Consultant in public health/public health medicine: up to £81,618 (Medway Council, 2017)
Consultant in public health/public health medicine: £66,963 (Cheshire East Council, 2017)
Consultant in public health (any background): £69,690 - £76,350pa (North Tyneside Council, 2014)
Consultant in public health, health intelligence division: £75,383- £95,333 (Public Health Wales, 2014)
Consultant in dental public health: £76,001 - £102,465pa (East Dunbartonshire Community Health Partnership, 2014)
Public health specialists (specialty registrars) would usually complete their training in order to be able to apply for a consultant post.
Experienced consultants may progress to more senior roles, such as local, regional and strategic director roles in Public Health England or in local authorities.
A report on the public health workforce (2014) estimated that there are around 1,200 to 1,300 consultants and specialists in active practice plus 250 to 350 registrars working in England . About 52% of all public health consultants and specialists in England work in local authorities.
The profile of the profession is ageing. The average age of Faculty of Public Health membership is 56, which is indicative of the senior public health workforce.
There are concerns over declining numbers of medically qualified public health specialists within local authorities, and over the balance of skills and specialisms required of public health professionals.

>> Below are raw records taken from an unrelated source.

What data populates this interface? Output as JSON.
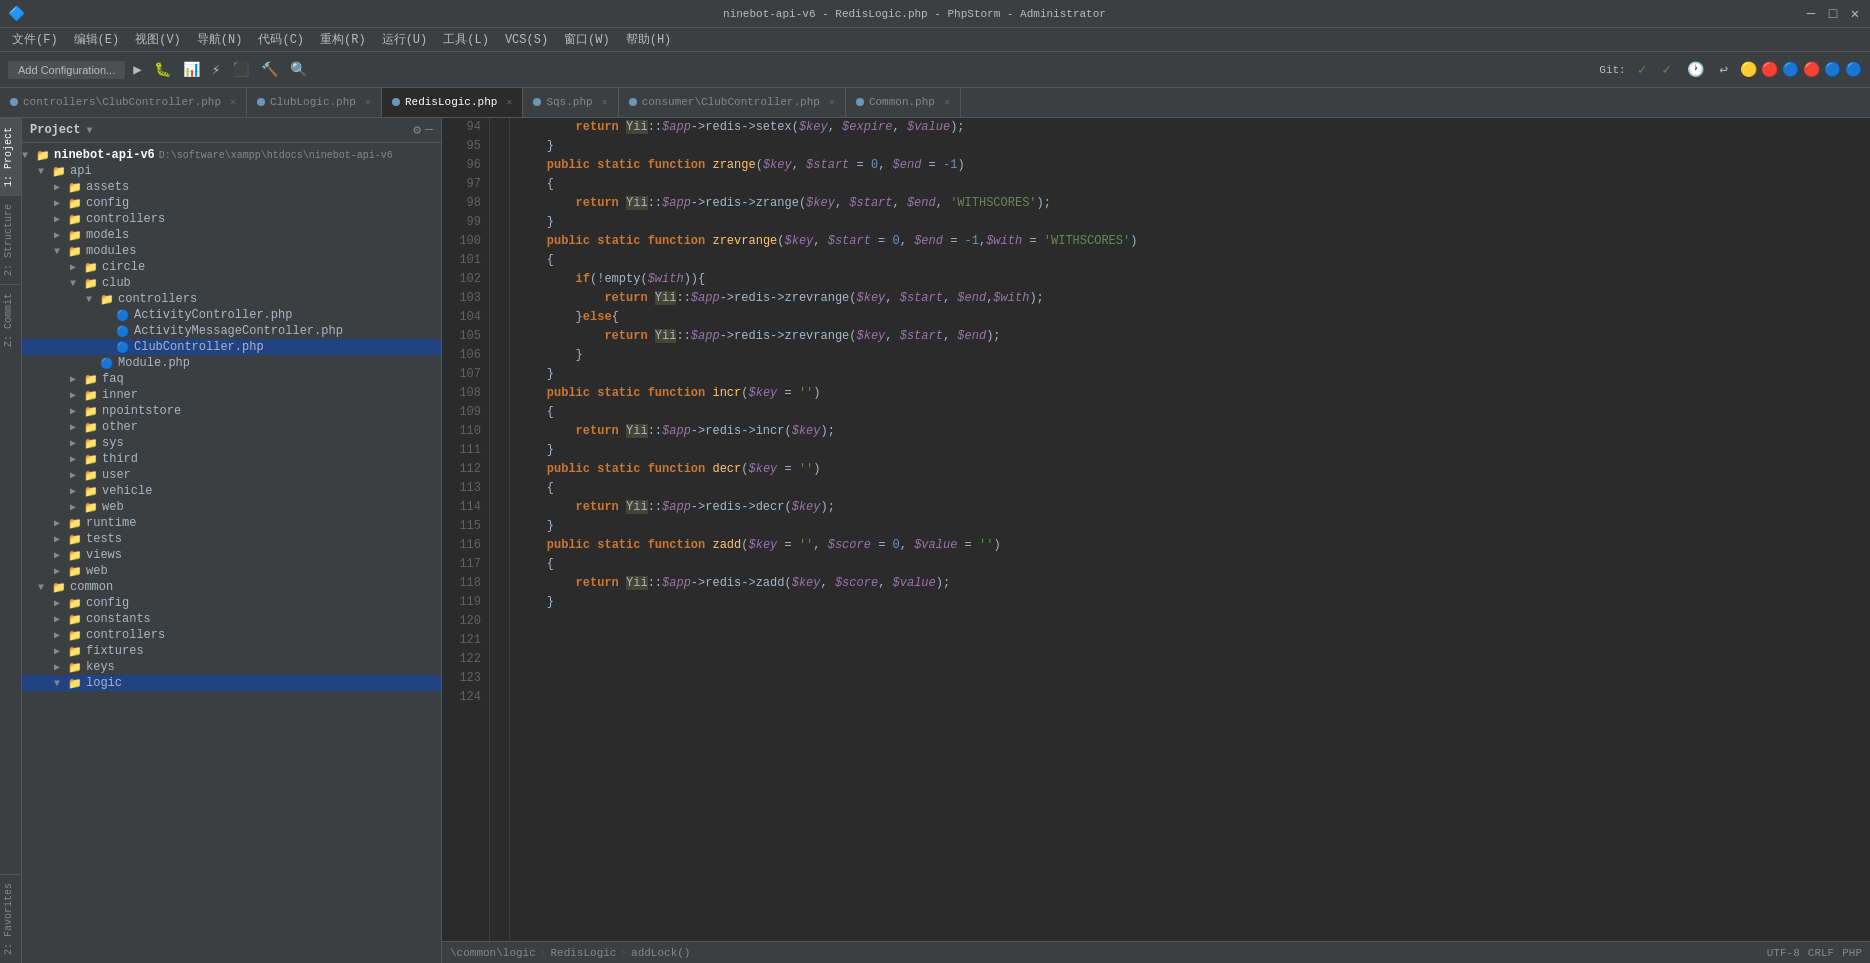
{
  "app": {
    "title": "ninebot-api-v6 - RedisLogic.php - PhpStorm - Administrator"
  },
  "menubar": {
    "items": [
      "文件(F)",
      "编辑(E)",
      "视图(V)",
      "导航(N)",
      "代码(C)",
      "重构(R)",
      "运行(U)",
      "工具(L)",
      "VCS(S)",
      "窗口(W)",
      "帮助(H)"
    ]
  },
  "toolbar": {
    "add_config": "Add Configuration...",
    "git_label": "Git:"
  },
  "tabs": [
    {
      "label": "controllers\\ClubController.php",
      "color": "#6897bb",
      "active": false
    },
    {
      "label": "ClubLogic.php",
      "color": "#6897bb",
      "active": false
    },
    {
      "label": "RedisLogic.php",
      "color": "#6897bb",
      "active": true
    },
    {
      "label": "Sqs.php",
      "color": "#6897bb",
      "active": false
    },
    {
      "label": "consumer\\ClubController.php",
      "color": "#6897bb",
      "active": false
    },
    {
      "label": "Common.php",
      "color": "#6897bb",
      "active": false
    }
  ],
  "project": {
    "title": "Project",
    "root": {
      "label": "ninebot-api-v6",
      "path": "D:\\software\\xampp\\htdocs\\ninebot-api-v6",
      "children": [
        {
          "label": "api",
          "type": "folder",
          "indent": 1,
          "expanded": true
        },
        {
          "label": "assets",
          "type": "folder",
          "indent": 2
        },
        {
          "label": "config",
          "type": "folder",
          "indent": 2
        },
        {
          "label": "controllers",
          "type": "folder",
          "indent": 2
        },
        {
          "label": "models",
          "type": "folder",
          "indent": 2
        },
        {
          "label": "modules",
          "type": "folder",
          "indent": 2,
          "expanded": true
        },
        {
          "label": "circle",
          "type": "folder",
          "indent": 3
        },
        {
          "label": "club",
          "type": "folder",
          "indent": 3,
          "expanded": true
        },
        {
          "label": "controllers",
          "type": "folder",
          "indent": 4,
          "expanded": true
        },
        {
          "label": "ActivityController.php",
          "type": "file",
          "indent": 5
        },
        {
          "label": "ActivityMessageController.php",
          "type": "file",
          "indent": 5
        },
        {
          "label": "ClubController.php",
          "type": "file",
          "indent": 5,
          "selected": true
        },
        {
          "label": "Module.php",
          "type": "file",
          "indent": 4
        },
        {
          "label": "faq",
          "type": "folder",
          "indent": 3
        },
        {
          "label": "inner",
          "type": "folder",
          "indent": 3
        },
        {
          "label": "npointstore",
          "type": "folder",
          "indent": 3
        },
        {
          "label": "other",
          "type": "folder",
          "indent": 3
        },
        {
          "label": "sys",
          "type": "folder",
          "indent": 3
        },
        {
          "label": "third",
          "type": "folder",
          "indent": 3
        },
        {
          "label": "user",
          "type": "folder",
          "indent": 3
        },
        {
          "label": "vehicle",
          "type": "folder",
          "indent": 3
        },
        {
          "label": "web",
          "type": "folder",
          "indent": 3
        },
        {
          "label": "runtime",
          "type": "folder",
          "indent": 2
        },
        {
          "label": "tests",
          "type": "folder",
          "indent": 2
        },
        {
          "label": "views",
          "type": "folder",
          "indent": 2
        },
        {
          "label": "web",
          "type": "folder",
          "indent": 2
        },
        {
          "label": "common",
          "type": "folder",
          "indent": 1,
          "expanded": true
        },
        {
          "label": "config",
          "type": "folder",
          "indent": 2
        },
        {
          "label": "constants",
          "type": "folder",
          "indent": 2
        },
        {
          "label": "controllers",
          "type": "folder",
          "indent": 2
        },
        {
          "label": "fixtures",
          "type": "folder",
          "indent": 2
        },
        {
          "label": "keys",
          "type": "folder",
          "indent": 2
        },
        {
          "label": "logic",
          "type": "folder",
          "indent": 2,
          "selected": true
        }
      ]
    }
  },
  "code": {
    "lines": [
      {
        "num": 94,
        "content": "        return Yii::$app->redis->setex($key, $expire, $value);"
      },
      {
        "num": 95,
        "content": "    }"
      },
      {
        "num": 96,
        "content": ""
      },
      {
        "num": 97,
        "content": "    public static function zrange($key, $start = 0, $end = -1)"
      },
      {
        "num": 98,
        "content": "    {"
      },
      {
        "num": 99,
        "content": "        return Yii::$app->redis->zrange($key, $start, $end, 'WITHSCORES');"
      },
      {
        "num": 100,
        "content": "    }"
      },
      {
        "num": 101,
        "content": ""
      },
      {
        "num": 102,
        "content": "    public static function zrevrange($key, $start = 0, $end = -1,$with = 'WITHSCORES')"
      },
      {
        "num": 103,
        "content": "    {"
      },
      {
        "num": 104,
        "content": "        if(!empty($with)){"
      },
      {
        "num": 105,
        "content": "            return Yii::$app->redis->zrevrange($key, $start, $end,$with);"
      },
      {
        "num": 106,
        "content": "        }else{"
      },
      {
        "num": 107,
        "content": "            return Yii::$app->redis->zrevrange($key, $start, $end);"
      },
      {
        "num": 108,
        "content": "        }"
      },
      {
        "num": 109,
        "content": "    }"
      },
      {
        "num": 110,
        "content": ""
      },
      {
        "num": 111,
        "content": "    public static function incr($key = '')"
      },
      {
        "num": 112,
        "content": "    {"
      },
      {
        "num": 113,
        "content": "        return Yii::$app->redis->incr($key);"
      },
      {
        "num": 114,
        "content": "    }"
      },
      {
        "num": 115,
        "content": ""
      },
      {
        "num": 116,
        "content": "    public static function decr($key = '')"
      },
      {
        "num": 117,
        "content": "    {"
      },
      {
        "num": 118,
        "content": "        return Yii::$app->redis->decr($key);"
      },
      {
        "num": 119,
        "content": "    }"
      },
      {
        "num": 120,
        "content": ""
      },
      {
        "num": 121,
        "content": "    public static function zadd($key = '', $score = 0, $value = '')"
      },
      {
        "num": 122,
        "content": "    {"
      },
      {
        "num": 123,
        "content": "        return Yii::$app->redis->zadd($key, $score, $value);"
      },
      {
        "num": 124,
        "content": "    }"
      }
    ]
  },
  "statusbar": {
    "breadcrumb": [
      "\\common\\logic",
      "RedisLogic",
      "addLock()"
    ],
    "encoding": "UTF-8",
    "line_sep": "CRLF",
    "lang": "PHP"
  },
  "left_sidebar": {
    "tabs": [
      "1: Project",
      "2: Structure",
      "Z: Commit",
      "2: Favorites"
    ]
  }
}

The main employers of public health consultants, specialists and specialty registrars in Scotland are local NHS Health Boards, NHS National Services Scotland, and other national NHS Health Boards (NHS Health Scotland and Healthcare Improvement Scotland). A report on the public health workforce in Scotland (2015) estimated that there were at least 189 public health consultants, specialists and specialty registrars in Scotland.
The majority of all public health consultants and specialists in Northern Ireland work in the Public Health Agency.
There are approximately 50 public health consultants working in Wales (medical and non-medical), about 20 registrars and a large number of public health practitioners. The largest proportion of the specialist public health workforce is employed by one NHS Trust, Public Health Wales, which has both local and national teams. Public Health Wales was created in 2009 by merging the National Public Health Service for Wales, Wales Centre for Health, Screening Services and several other organisations. At the same time, seven new Health Boards were created, responsible within their geographic areas for the planning and delivery of primary care services, community services and hospital services. Each of these Health Boards employs an Executive Director of Public Health, accountable to the Health Board Chief Executive. They are supported by a local Public Health Team, which remains employed by Public Health Wales.
Where to look for job vacancies:
- Local Government Jobs (UK)
- Scottish Local Government Jobs
- Local Government Jobs in Northern Ireland
- Welsh Local Government Jobs
- Public Sector Jobs in Wales
- NHS Jobs
- NHS Scotland Recruitment
- NHS Education for Scotland
- Health and Social Care in Northern Ireland
- Public Health Wales (NHS) Recruitment and Employment
- Royal Society for Public Health
Recruiting for values
If you're applying for a role either directly in the NHS or in an organisation that provides NHS services, you'll be asked to show how you think the values of the NHS Constitution apply in your everyday work. The same will be true if you are applying for a university course funded by the NHS.
If you’re applying for a job in a local authority, each has its own set of core values underpinning its recruitment exercises, which can usually be found in the recruitment section of its website.
Note that terms such as ‘practitioner’, ‘manager’, ‘specialist’ and ‘consultant’ may have different meanings in different job titles. Therefore, they do not necessarily reflect the role category that the job really belongs to. It is important to check the person specification of the role to fully understand the skills and knowledge required.